A lawyer representing the defendant companies disputed the government’s claims and said the businesses operated legally. The tribe’s attorney said the CFPB was wrong on the facts and the law.
“The Habematolel Pomo of Upper Lake Indian Tribe attempted to work in good faith with the CFPB to demonstrate why its business model and practices were in compliance with the letter and spirit of the law,” Lori Alvino McGill, a partner with Washington, D.C., law firm Wilkinson Walsh & Eskovitz, wrote in an email to The Star.
“Unfortunately, instead of working with the tribe in good faith, they filed a surprise lawsuit. This is a shocking example of governmental overreach.”
The CFPB lawsuit claims that while the companies were registered on the California tribe’s reservation, only a few employees actually worked there while the majority worked in Kansas. The complaint says the tribe bought a call center in Overland Park in 2013.
A spokesman for the CFPB declined to release the name or address of the call center.
Two of the payday loan companies, Silver Cloud and Golden Valley, received $26.7 million from a variety of sources, according to the lawsuit. RM Partners, a Fairway business controlled in part by Kansas City payday loan businessman Richard Moseley Sr., was among the donors to the defendants named in the CFPB lawsuit.
Moseley faces criminal charges in New York related to his payday lending enterprises.
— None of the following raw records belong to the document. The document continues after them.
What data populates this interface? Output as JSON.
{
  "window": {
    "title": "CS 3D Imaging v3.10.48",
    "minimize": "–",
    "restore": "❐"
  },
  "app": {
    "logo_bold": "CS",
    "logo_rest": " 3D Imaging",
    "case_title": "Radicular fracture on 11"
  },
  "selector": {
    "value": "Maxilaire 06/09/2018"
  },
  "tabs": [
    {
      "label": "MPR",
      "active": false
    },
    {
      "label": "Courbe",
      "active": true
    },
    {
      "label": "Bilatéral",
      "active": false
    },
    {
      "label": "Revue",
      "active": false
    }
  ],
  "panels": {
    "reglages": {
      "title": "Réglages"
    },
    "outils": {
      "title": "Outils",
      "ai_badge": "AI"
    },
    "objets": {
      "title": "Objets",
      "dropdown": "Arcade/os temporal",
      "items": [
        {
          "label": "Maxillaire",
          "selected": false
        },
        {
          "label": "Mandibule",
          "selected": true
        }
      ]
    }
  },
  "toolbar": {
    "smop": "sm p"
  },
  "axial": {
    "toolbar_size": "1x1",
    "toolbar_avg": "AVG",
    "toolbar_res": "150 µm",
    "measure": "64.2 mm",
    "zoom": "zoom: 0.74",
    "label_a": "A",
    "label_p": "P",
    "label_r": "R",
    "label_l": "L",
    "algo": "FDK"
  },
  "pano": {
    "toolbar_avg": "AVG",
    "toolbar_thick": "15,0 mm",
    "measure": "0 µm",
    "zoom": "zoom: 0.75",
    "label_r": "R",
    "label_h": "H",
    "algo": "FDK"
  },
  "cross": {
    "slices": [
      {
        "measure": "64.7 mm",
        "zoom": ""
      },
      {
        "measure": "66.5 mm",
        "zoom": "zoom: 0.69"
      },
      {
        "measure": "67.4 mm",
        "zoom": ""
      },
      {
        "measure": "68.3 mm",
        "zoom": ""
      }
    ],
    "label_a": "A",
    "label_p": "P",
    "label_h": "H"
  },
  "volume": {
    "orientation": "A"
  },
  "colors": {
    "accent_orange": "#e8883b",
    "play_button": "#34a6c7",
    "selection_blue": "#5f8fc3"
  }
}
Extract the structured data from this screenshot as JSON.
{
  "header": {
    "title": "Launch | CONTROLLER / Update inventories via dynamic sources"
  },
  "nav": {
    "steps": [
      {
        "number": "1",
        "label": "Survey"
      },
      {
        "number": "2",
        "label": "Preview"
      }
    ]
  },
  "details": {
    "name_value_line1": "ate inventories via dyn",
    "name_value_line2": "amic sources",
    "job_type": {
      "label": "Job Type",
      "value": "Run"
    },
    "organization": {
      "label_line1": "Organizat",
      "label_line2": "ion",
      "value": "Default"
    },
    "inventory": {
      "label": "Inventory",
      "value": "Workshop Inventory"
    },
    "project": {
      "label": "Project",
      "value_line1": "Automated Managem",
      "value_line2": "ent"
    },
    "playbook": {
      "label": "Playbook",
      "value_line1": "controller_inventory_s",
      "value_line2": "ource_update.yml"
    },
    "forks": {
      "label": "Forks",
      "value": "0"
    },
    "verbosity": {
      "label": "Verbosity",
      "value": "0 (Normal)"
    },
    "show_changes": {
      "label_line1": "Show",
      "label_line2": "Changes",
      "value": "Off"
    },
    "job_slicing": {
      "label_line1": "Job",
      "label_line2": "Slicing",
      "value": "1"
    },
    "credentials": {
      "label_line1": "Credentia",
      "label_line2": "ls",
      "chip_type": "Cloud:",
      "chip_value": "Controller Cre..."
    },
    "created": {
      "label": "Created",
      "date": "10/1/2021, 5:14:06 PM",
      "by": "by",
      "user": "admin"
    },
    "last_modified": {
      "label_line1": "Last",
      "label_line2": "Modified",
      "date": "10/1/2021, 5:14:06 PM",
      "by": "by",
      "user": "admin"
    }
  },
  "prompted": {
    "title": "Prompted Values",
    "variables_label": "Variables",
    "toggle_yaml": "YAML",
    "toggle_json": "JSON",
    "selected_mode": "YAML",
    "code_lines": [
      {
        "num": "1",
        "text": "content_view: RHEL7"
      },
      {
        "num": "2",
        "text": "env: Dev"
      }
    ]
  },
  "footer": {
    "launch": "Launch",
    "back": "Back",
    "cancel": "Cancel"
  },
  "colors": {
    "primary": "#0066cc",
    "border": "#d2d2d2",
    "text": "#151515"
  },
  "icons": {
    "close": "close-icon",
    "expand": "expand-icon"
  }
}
Another Kansas man, Josh Landy, was involved with other business entities that helped fund the payday lending companies named in the CFPB lawsuit, according to the complaint.